16 December 2002

Letter from the Chairman to Mr David Jamieson MP, Parliamentary Under-Secretary of State

  Thank you for your letter dated 16 December reporting the draft conclusions for the 6 December Transport Council which had been prepared in response to the accident of the oil tanker Prestige. I am responding to this letter in the light of your Explanatory Memorandum 15301/02 dated 19 December. Both papers were considered by Sub-Committee B at its meeting on 13 January 2003.

  We agree with the line that your Department is taking. Much of what the Commission seeks is unexceptionable, but until some of the newer proposals are refined and supported by an appropriate regulatory impact assessment (RIA), it is difficult to give the green light to the entire package of ideas wrapped up in the Commission's communication. We agree that there is value in urging Member States to accelerate the implementation of the already agreed measures adopted after the Erika II disaster. We are less convinced that some of the additional measures proposed by the Commission should be rushed into, and we would like to see a lot more evidence about the costs and means of implementing a ban on the use of single hull oil tankers to carry heavy fuels.

  We also share your concern abut the Commission's enthusiasm for the creation of a separate EU fund of

1 billion if efforts in the IMO do not bear fruit. We are glad that your interventions at the Transport Council secured a moderation of the language in the Council conclusions. But this is clearly something that will need to be watched if the diplomatic conference in May 2003 is to be steered successfully to the conclusion that would meet the interests of all participants.
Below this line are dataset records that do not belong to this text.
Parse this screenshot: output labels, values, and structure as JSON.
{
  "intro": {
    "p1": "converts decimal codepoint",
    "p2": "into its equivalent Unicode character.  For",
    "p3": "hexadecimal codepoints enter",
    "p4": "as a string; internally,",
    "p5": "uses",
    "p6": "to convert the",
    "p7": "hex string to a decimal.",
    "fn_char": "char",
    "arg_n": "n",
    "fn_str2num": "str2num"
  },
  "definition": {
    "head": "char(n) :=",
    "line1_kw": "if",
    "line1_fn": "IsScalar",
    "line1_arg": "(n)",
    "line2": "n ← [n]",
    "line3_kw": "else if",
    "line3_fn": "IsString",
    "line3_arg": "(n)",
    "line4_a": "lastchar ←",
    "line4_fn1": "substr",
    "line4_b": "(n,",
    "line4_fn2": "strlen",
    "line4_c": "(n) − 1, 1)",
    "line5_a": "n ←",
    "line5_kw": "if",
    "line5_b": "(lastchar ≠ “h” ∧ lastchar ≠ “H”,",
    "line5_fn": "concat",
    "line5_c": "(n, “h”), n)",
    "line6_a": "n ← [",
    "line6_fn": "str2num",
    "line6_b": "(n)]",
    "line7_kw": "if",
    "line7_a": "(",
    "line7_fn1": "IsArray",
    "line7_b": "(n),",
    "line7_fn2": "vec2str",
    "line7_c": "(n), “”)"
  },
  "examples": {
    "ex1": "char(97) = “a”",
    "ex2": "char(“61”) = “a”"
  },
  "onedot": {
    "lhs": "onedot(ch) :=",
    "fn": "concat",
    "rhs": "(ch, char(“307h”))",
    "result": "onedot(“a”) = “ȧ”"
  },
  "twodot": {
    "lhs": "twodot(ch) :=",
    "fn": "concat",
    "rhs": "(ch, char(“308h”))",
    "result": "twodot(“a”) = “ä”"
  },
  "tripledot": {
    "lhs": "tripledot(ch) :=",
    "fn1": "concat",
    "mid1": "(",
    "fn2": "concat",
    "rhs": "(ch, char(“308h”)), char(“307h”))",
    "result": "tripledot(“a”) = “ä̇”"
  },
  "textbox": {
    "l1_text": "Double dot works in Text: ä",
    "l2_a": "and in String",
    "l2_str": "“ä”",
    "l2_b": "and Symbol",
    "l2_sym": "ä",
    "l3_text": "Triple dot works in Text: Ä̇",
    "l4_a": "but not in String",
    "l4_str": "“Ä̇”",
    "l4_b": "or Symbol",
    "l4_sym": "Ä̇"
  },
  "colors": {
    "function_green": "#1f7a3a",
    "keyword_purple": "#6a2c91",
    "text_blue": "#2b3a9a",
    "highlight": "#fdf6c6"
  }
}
  Under the circumstances, we intend to maintain the Scrutiny reserve on this document until such time as individual proposals covered by the Communication are presented and properly supported by RIAs.

previous page contents next page

House of Lords home page Parliament home page House of Commons home page search page enquiries index

© Parliamentary copyright 2003